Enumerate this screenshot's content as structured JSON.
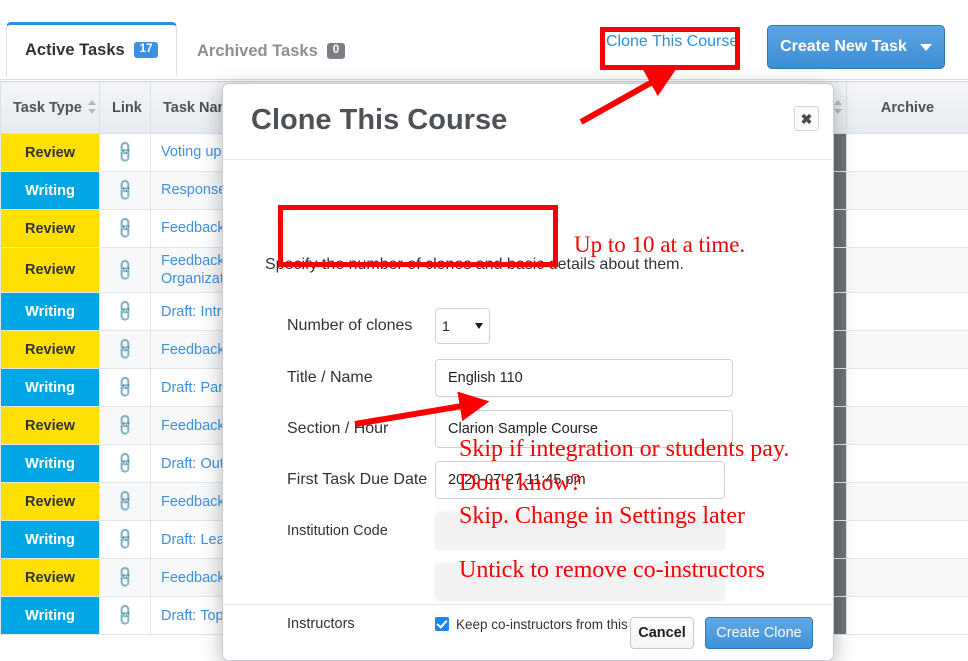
{
  "tabs": [
    {
      "label": "Active Tasks",
      "count": "17",
      "active": true
    },
    {
      "label": "Archived Tasks",
      "count": "0",
      "active": false
    }
  ],
  "toolbar": {
    "clone_link": "Clone This Course",
    "create_task_button": "Create New Task"
  },
  "table": {
    "columns": [
      "Task Type",
      "Link",
      "Task Nam",
      "Archive"
    ],
    "rows": [
      {
        "type": "Review",
        "type_class": "review",
        "link": "link-icon",
        "name": "Voting up"
      },
      {
        "type": "Writing",
        "type_class": "writing",
        "link": "link-icon",
        "name": "Response"
      },
      {
        "type": "Review",
        "type_class": "review",
        "link": "link-icon",
        "name": "Feedback"
      },
      {
        "type": "Review",
        "type_class": "review",
        "link": "link-icon",
        "name": "Feedback\nOrganizat"
      },
      {
        "type": "Writing",
        "type_class": "writing",
        "link": "link-icon",
        "name": "Draft: Intro"
      },
      {
        "type": "Review",
        "type_class": "review",
        "link": "link-icon",
        "name": "Feedback"
      },
      {
        "type": "Writing",
        "type_class": "writing",
        "link": "link-icon",
        "name": "Draft: Par"
      },
      {
        "type": "Review",
        "type_class": "review",
        "link": "link-icon",
        "name": "Feedback"
      },
      {
        "type": "Writing",
        "type_class": "writing",
        "link": "link-icon",
        "name": "Draft: Out"
      },
      {
        "type": "Review",
        "type_class": "review",
        "link": "link-icon",
        "name": "Feedback"
      },
      {
        "type": "Writing",
        "type_class": "writing",
        "link": "link-icon",
        "name": "Draft: Lea"
      },
      {
        "type": "Review",
        "type_class": "review",
        "link": "link-icon",
        "name": "Feedback"
      },
      {
        "type": "Writing",
        "type_class": "writing",
        "link": "link-icon",
        "name": "Draft: Top"
      }
    ]
  },
  "modal": {
    "title": "Clone This Course",
    "close_label": "✖",
    "intro": "Specify the number of clones and basic details about them.",
    "fields": {
      "clones_label": "Number of clones",
      "clones_value": "1",
      "title_label": "Title / Name",
      "title_value": "English 110",
      "section_label": "Section / Hour",
      "section_value": "Clarion Sample Course",
      "due_label": "First Task Due Date",
      "due_value": "2020-07-27 11:45 pm",
      "institution_label": "Institution Code",
      "institution_value": "",
      "instructors_label": "Instructors",
      "keep_coinstructors_label": "Keep co-instructors from this course.",
      "keep_coinstructors_checked": true
    },
    "footer": {
      "cancel": "Cancel",
      "create": "Create Clone"
    }
  },
  "annotations": {
    "up_to_ten": "Up to 10 at a time.",
    "skip_if_integration": "Skip if integration or students pay.",
    "dont_know": "Don't know?",
    "skip_change_settings": "Skip. Change in Settings later",
    "untick_remove": "Untick to remove co-instructors"
  },
  "colors": {
    "accent_blue": "#3d8fe0",
    "review_yellow": "#ffe000",
    "writing_blue": "#00a7e4",
    "annotation_red": "#fa0000",
    "tab_active_top": "#2a8fe0"
  }
}
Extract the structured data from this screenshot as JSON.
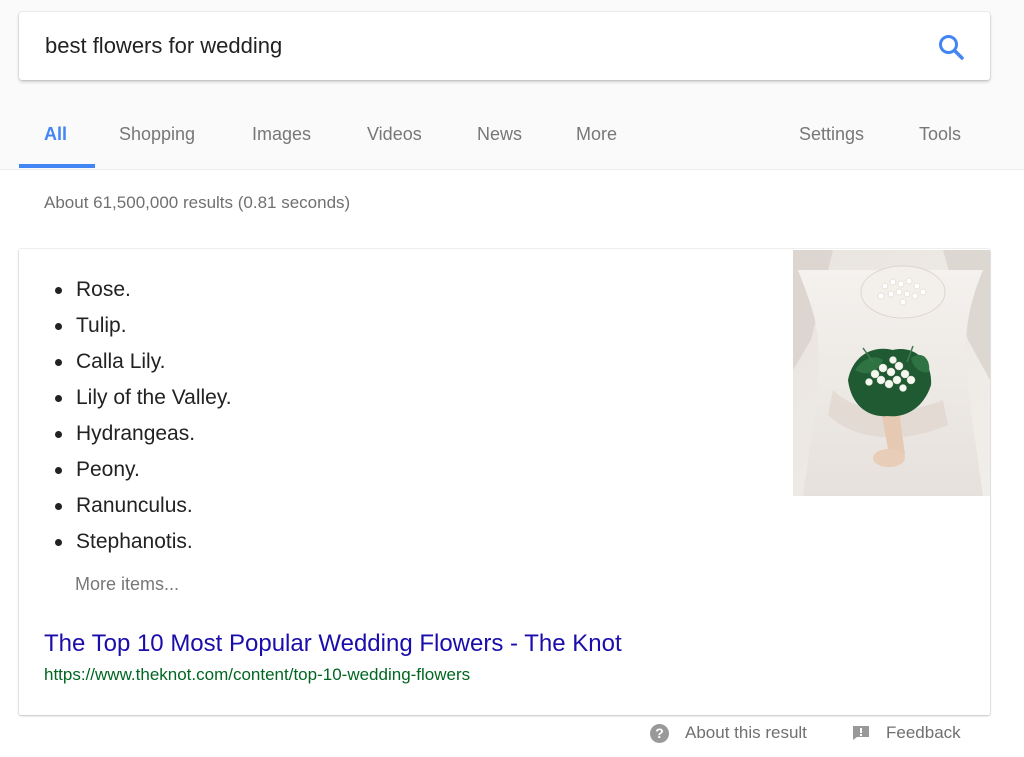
{
  "search": {
    "query": "best flowers for wedding",
    "icon": "search-icon",
    "accent_color": "#4285f4"
  },
  "tabs": [
    {
      "label": "All",
      "active": true
    },
    {
      "label": "Shopping",
      "active": false
    },
    {
      "label": "Images",
      "active": false
    },
    {
      "label": "Videos",
      "active": false
    },
    {
      "label": "News",
      "active": false
    },
    {
      "label": "More",
      "active": false
    },
    {
      "label": "Settings",
      "active": false
    },
    {
      "label": "Tools",
      "active": false
    }
  ],
  "results_stats": "About 61,500,000 results (0.81 seconds)",
  "snippet": {
    "items": [
      "Rose.",
      "Tulip.",
      "Calla Lily.",
      "Lily of the Valley.",
      "Hydrangeas.",
      "Peony.",
      "Ranunculus.",
      "Stephanotis."
    ],
    "more_items_label": "More items...",
    "title": "The Top 10 Most Popular Wedding Flowers - The Knot",
    "url": "https://www.theknot.com/content/top-10-wedding-flowers",
    "title_color": "#1a0dab",
    "url_color": "#006621"
  },
  "footer": {
    "about_label": "About this result",
    "about_icon": "help-icon",
    "feedback_label": "Feedback",
    "feedback_icon": "feedback-icon"
  }
}
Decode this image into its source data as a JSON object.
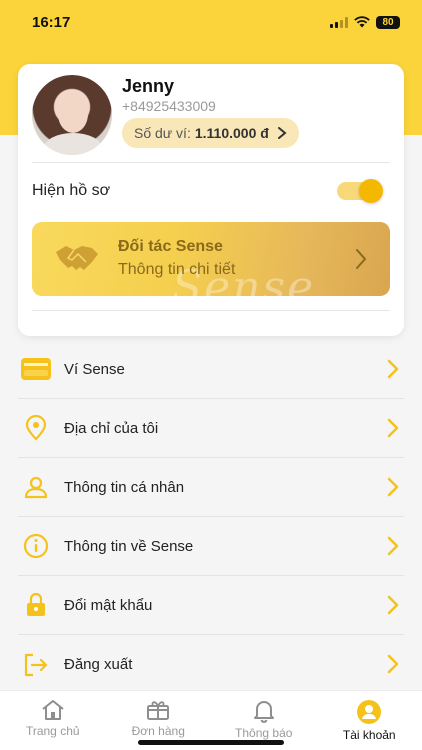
{
  "status_bar": {
    "time": "16:17",
    "battery": "80"
  },
  "profile": {
    "name": "Jenny",
    "phone": "+84925433009",
    "wallet_label": "Số dư ví:",
    "wallet_amount": "1.110.000 đ",
    "show_profile_label": "Hiện hồ sơ",
    "show_profile_on": true
  },
  "partner": {
    "title": "Đối tác Sense",
    "subtitle": "Thông tin chi tiết",
    "watermark": "Sense"
  },
  "menu": {
    "items": [
      {
        "label": "Ví Sense",
        "icon": "wallet-icon"
      },
      {
        "label": "Địa chỉ của tôi",
        "icon": "location-pin-icon"
      },
      {
        "label": "Thông tin cá nhân",
        "icon": "person-icon"
      },
      {
        "label": "Thông tin về Sense",
        "icon": "info-icon"
      },
      {
        "label": "Đổi mật khẩu",
        "icon": "lock-icon"
      },
      {
        "label": "Đăng xuất",
        "icon": "logout-icon"
      }
    ]
  },
  "tabs": [
    {
      "label": "Trang chủ",
      "icon": "home-icon",
      "active": false
    },
    {
      "label": "Đơn hàng",
      "icon": "gift-box-icon",
      "active": false
    },
    {
      "label": "Thông báo",
      "icon": "bell-icon",
      "active": false
    },
    {
      "label": "Tài khoản",
      "icon": "account-icon",
      "active": true
    }
  ],
  "colors": {
    "accent": "#fbd33a",
    "accent_dark": "#f5b800",
    "icon": "#f0b400"
  }
}
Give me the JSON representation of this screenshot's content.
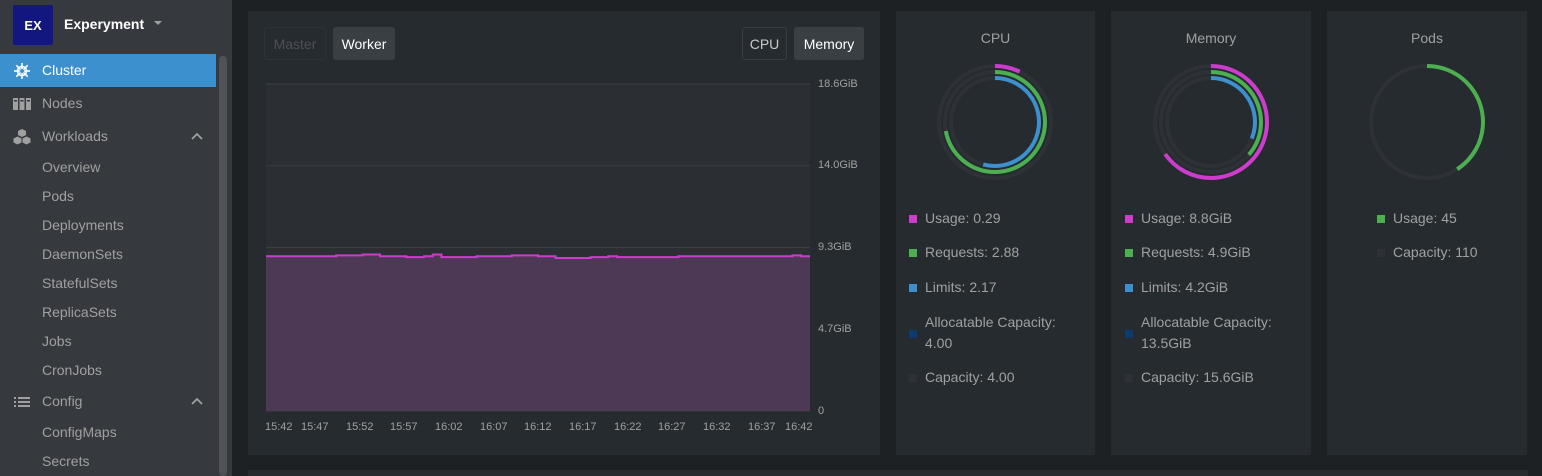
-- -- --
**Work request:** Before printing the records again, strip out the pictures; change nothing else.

**Output for this task:**
Enumerate this screenshot's content as structured JSON.
{
  "tabs": [
    {
      "label": "Active Tasks",
      "count": "17",
      "active": true
    },
    {
      "label": "Archived Tasks",
      "count": "0",
      "active": false
    }
  ],
  "toolbar": {
    "clone_link": "Clone This Course",
    "create_task_button": "Create New Task"
  },
  "table": {
    "columns": [
      "Task Type",
      "Link",
      "Task Nam",
      "Archive"
    ],
    "rows": [
      {
        "type": "Review",
        "type_class": "review",
        "link": "link-icon",
        "name": "Voting up"
      },
      {
        "type": "Writing",
        "type_class": "writing",
        "link": "link-icon",
        "name": "Response"
      },
      {
        "type": "Review",
        "type_class": "review",
        "link": "link-icon",
        "name": "Feedback"
      },
      {
        "type": "Review",
        "type_class": "review",
        "link": "link-icon",
        "name": "Feedback\nOrganizat"
      },
      {
        "type": "Writing",
        "type_class": "writing",
        "link": "link-icon",
        "name": "Draft: Intro"
      },
      {
        "type": "Review",
        "type_class": "review",
        "link": "link-icon",
        "name": "Feedback"
      },
      {
        "type": "Writing",
        "type_class": "writing",
        "link": "link-icon",
        "name": "Draft: Par"
      },
      {
        "type": "Review",
        "type_class": "review",
        "link": "link-icon",
        "name": "Feedback"
      },
      {
        "type": "Writing",
        "type_class": "writing",
        "link": "link-icon",
        "name": "Draft: Out"
      },
      {
        "type": "Review",
        "type_class": "review",
        "link": "link-icon",
        "name": "Feedback"
      },
      {
        "type": "Writing",
        "type_class": "writing",
        "link": "link-icon",
        "name": "Draft: Lea"
      },
      {
        "type": "Review",
        "type_class": "review",
        "link": "link-icon",
        "name": "Feedback"
      },
      {
        "type": "Writing",
        "type_class": "writing",
        "link": "link-icon",
        "name": "Draft: Top"
      }
    ]
  },
  "modal": {
    "title": "Clone This Course",
    "close_label": "✖",
    "intro": "Specify the number of clones and basic details about them.",
    "fields": {
      "clones_label": "Number of clones",
      "clones_value": "1",
      "title_label": "Title / Name",
      "title_value": "English 110",
      "section_label": "Section / Hour",
      "section_value": "Clarion Sample Course",
      "due_label": "First Task Due Date",
      "due_value": "2020-07-27 11:45 pm",
      "institution_label": "Institution Code",
      "institution_value": "",
      "instructors_label": "Instructors",
      "keep_coinstructors_label": "Keep co-instructors from this course.",
      "keep_coinstructors_checked": true
    },
    "footer": {
      "cancel": "Cancel",
      "create": "Create Clone"
    }
  },
  "annotations": {
    "up_to_ten": "Up to 10 at a time.",
    "skip_if_integration": "Skip if integration or students pay.",
    "dont_know": "Don't know?",
    "skip_change_settings": "Skip. Change in Settings later",
    "untick_remove": "Untick to remove co-instructors"
  },
  "colors": {
    "accent_blue": "#3d8fe0",
    "review_yellow": "#ffe000",
    "writing_blue": "#00a7e4",
    "annotation_red": "#fa0000",
    "tab_active_top": "#2a8fe0"
  }
}
Extract the structured data from this screenshot as JSON.
{
  "search": {
    "query": "best flowers for wedding",
    "icon": "search-icon",
    "accent_color": "#4285f4"
  },
  "tabs": [
    {
      "label": "All",
      "active": true
    },
    {
      "label": "Shopping",
      "active": false
    },
    {
      "label": "Images",
      "active": false
    },
    {
      "label": "Videos",
      "active": false
    },
    {
      "label": "News",
      "active": false
    },
    {
      "label": "More",
      "active": false
    },
    {
      "label": "Settings",
      "active": false
    },
    {
      "label": "Tools",
      "active": false
    }
  ],
  "results_stats": "About 61,500,000 results (0.81 seconds)",
  "snippet": {
    "items": [
      "Rose.",
      "Tulip.",
      "Calla Lily.",
      "Lily of the Valley.",
      "Hydrangeas.",
      "Peony.",
      "Ranunculus.",
      "Stephanotis."
    ],
    "more_items_label": "More items...",
    "title": "The Top 10 Most Popular Wedding Flowers - The Knot",
    "url": "https://www.theknot.com/content/top-10-wedding-flowers",
    "title_color": "#1a0dab",
    "url_color": "#006621"
  },
  "footer": {
    "about_label": "About this result",
    "about_icon": "help-icon",
    "feedback_label": "Feedback",
    "feedback_icon": "feedback-icon"
  }
}
Decode this image into its source data as a JSON object.
{
  "status_bar": {
    "time": "16:17",
    "battery": "80"
  },
  "profile": {
    "name": "Jenny",
    "phone": "+84925433009",
    "wallet_label": "Số dư ví:",
    "wallet_amount": "1.110.000 đ",
    "show_profile_label": "Hiện hồ sơ",
    "show_profile_on": true
  },
  "partner": {
    "title": "Đối tác Sense",
    "subtitle": "Thông tin chi tiết",
    "watermark": "Sense"
  },
  "menu": {
    "items": [
      {
        "label": "Ví Sense",
        "icon": "wallet-icon"
      },
      {
        "label": "Địa chỉ của tôi",
        "icon": "location-pin-icon"
      },
      {
        "label": "Thông tin cá nhân",
        "icon": "person-icon"
      },
      {
        "label": "Thông tin về Sense",
        "icon": "info-icon"
      },
      {
        "label": "Đổi mật khẩu",
        "icon": "lock-icon"
      },
      {
        "label": "Đăng xuất",
        "icon": "logout-icon"
      }
    ]
  },
  "tabs": [
    {
      "label": "Trang chủ",
      "icon": "home-icon",
      "active": false
    },
    {
      "label": "Đơn hàng",
      "icon": "gift-box-icon",
      "active": false
    },
    {
      "label": "Thông báo",
      "icon": "bell-icon",
      "active": false
    },
    {
      "label": "Tài khoản",
      "icon": "account-icon",
      "active": true
    }
  ],
  "colors": {
    "accent": "#fbd33a",
    "accent_dark": "#f5b800",
    "icon": "#f0b400"
  }
}
Give me the JSON representation of this screenshot's content.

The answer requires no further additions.